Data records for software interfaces
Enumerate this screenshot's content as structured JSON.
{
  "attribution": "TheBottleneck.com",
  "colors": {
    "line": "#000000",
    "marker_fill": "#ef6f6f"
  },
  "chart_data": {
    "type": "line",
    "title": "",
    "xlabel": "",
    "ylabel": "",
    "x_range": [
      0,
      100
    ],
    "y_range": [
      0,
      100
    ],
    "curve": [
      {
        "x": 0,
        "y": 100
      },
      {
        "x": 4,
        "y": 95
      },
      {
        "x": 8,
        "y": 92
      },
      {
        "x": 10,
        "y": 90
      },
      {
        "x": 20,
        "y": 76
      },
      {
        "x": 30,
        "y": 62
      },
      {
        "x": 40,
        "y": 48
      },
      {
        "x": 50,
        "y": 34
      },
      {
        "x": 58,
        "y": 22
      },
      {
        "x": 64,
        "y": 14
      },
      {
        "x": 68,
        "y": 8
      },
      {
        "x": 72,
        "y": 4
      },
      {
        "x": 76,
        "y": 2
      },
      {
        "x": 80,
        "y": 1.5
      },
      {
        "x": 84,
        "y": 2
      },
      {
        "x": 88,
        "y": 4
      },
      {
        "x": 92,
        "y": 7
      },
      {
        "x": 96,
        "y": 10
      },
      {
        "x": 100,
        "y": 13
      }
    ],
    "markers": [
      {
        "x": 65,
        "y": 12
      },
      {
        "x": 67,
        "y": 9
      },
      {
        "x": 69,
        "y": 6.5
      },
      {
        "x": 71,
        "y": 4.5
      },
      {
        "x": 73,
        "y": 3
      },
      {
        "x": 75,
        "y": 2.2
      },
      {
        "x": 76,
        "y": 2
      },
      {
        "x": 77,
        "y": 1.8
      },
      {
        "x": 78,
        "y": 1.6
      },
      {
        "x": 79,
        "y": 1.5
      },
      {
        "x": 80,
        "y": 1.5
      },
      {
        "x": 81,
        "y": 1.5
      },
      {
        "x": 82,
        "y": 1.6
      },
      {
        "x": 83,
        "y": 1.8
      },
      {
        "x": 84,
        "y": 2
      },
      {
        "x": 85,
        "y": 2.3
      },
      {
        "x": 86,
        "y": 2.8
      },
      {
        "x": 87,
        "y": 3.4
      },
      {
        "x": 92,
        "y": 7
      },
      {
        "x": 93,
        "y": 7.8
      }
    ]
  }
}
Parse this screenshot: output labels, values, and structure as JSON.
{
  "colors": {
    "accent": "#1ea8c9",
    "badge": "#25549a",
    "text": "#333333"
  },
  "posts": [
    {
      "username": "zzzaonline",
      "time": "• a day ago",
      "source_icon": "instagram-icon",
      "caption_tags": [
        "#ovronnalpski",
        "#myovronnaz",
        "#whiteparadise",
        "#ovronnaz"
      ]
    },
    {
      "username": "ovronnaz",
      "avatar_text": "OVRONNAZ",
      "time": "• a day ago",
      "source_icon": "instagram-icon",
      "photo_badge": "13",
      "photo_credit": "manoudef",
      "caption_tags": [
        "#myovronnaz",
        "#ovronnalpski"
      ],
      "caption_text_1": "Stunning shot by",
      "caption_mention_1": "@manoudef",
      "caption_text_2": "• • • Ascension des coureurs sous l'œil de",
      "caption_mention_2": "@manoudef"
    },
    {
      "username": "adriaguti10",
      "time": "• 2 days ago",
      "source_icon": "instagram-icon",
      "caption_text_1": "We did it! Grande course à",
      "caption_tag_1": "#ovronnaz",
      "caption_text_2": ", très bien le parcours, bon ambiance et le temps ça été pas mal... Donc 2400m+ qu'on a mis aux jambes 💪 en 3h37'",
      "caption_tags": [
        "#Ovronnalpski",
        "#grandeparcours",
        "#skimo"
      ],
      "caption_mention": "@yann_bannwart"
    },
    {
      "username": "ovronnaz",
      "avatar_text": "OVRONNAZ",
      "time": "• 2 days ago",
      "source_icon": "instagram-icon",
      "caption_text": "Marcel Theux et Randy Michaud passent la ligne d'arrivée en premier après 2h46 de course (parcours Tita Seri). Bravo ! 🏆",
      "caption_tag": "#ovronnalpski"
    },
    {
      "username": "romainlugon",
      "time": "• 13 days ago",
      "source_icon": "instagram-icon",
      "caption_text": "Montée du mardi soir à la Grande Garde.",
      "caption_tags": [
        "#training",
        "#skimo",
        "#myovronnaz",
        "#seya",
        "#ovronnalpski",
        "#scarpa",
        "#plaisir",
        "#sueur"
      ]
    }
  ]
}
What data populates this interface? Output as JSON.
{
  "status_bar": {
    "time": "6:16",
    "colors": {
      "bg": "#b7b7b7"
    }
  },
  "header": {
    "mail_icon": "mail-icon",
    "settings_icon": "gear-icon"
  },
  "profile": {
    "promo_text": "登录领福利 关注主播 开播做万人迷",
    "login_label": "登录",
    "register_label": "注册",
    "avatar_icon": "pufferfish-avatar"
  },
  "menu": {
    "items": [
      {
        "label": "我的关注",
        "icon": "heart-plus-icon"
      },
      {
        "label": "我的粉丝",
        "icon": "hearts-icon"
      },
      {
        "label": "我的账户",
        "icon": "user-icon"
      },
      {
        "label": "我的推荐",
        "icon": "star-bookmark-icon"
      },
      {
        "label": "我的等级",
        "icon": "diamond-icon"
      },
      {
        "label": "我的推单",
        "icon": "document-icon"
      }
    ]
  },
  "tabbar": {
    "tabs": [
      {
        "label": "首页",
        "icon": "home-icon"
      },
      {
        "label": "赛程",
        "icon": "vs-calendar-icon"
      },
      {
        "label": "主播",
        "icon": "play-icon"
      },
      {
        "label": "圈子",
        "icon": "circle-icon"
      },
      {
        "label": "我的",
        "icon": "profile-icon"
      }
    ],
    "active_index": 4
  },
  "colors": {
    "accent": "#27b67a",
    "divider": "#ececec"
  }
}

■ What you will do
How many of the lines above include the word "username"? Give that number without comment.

■ Answer for this exercise
5